* WHAT IS NEEDED *
Your output must match the records below character for character.
[SOURCE DATA Boundary: Start]
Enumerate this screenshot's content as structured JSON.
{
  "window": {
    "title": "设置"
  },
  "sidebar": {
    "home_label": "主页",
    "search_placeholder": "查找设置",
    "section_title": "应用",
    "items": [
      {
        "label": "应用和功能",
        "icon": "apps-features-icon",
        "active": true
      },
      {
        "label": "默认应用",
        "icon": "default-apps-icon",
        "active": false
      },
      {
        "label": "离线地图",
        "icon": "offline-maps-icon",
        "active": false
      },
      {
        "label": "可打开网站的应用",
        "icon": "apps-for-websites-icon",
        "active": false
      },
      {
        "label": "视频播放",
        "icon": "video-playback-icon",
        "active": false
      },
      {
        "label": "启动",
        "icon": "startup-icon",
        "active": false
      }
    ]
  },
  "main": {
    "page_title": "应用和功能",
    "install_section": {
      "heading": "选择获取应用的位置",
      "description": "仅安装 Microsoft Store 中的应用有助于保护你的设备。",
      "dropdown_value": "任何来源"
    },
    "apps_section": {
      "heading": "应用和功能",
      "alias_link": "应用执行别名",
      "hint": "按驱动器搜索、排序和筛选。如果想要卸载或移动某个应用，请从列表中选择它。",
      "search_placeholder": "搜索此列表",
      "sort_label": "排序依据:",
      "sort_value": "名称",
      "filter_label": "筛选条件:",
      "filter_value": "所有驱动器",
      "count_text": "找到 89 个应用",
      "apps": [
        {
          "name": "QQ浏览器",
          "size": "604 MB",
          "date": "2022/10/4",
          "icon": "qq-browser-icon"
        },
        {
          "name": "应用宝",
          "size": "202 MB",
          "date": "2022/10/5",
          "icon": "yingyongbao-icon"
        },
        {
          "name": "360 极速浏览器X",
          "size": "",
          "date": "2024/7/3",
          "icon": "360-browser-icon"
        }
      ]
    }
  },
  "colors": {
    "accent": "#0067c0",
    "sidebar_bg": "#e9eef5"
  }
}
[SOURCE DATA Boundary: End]
* ANSWER BOX *
Enumerate this screenshot's content as structured JSON.
{
  "window": {
    "title": "设置"
  },
  "sidebar": {
    "home_label": "主页",
    "search_placeholder": "查找设置",
    "section_title": "应用",
    "items": [
      {
        "label": "应用和功能",
        "icon": "apps-features-icon",
        "active": true
      },
      {
        "label": "默认应用",
        "icon": "default-apps-icon",
        "active": false
      },
      {
        "label": "离线地图",
        "icon": "offline-maps-icon",
        "active": false
      },
      {
        "label": "可打开网站的应用",
        "icon": "apps-for-websites-icon",
        "active": false
      },
      {
        "label": "视频播放",
        "icon": "video-playback-icon",
        "active": false
      },
      {
        "label": "启动",
        "icon": "startup-icon",
        "active": false
      }
    ]
  },
  "main": {
    "page_title": "应用和功能",
    "install_section": {
      "heading": "选择获取应用的位置",
      "description": "仅安装 Microsoft Store 中的应用有助于保护你的设备。",
      "dropdown_value": "任何来源"
    },
    "apps_section": {
      "heading": "应用和功能",
      "alias_link": "应用执行别名",
      "hint": "按驱动器搜索、排序和筛选。如果想要卸载或移动某个应用，请从列表中选择它。",
      "search_placeholder": "搜索此列表",
      "sort_label": "排序依据:",
      "sort_value": "名称",
      "filter_label": "筛选条件:",
      "filter_value": "所有驱动器",
      "count_text": "找到 89 个应用",
      "apps": [
        {
          "name": "QQ浏览器",
          "size": "604 MB",
          "date": "2022/10/4",
          "icon": "qq-browser-icon"
        },
        {
          "name": "应用宝",
          "size": "202 MB",
          "date": "2022/10/5",
          "icon": "yingyongbao-icon"
        },
        {
          "name": "360 极速浏览器X",
          "size": "",
          "date": "2024/7/3",
          "icon": "360-browser-icon"
        }
      ]
    }
  },
  "colors": {
    "accent": "#0067c0",
    "sidebar_bg": "#e9eef5"
  }
}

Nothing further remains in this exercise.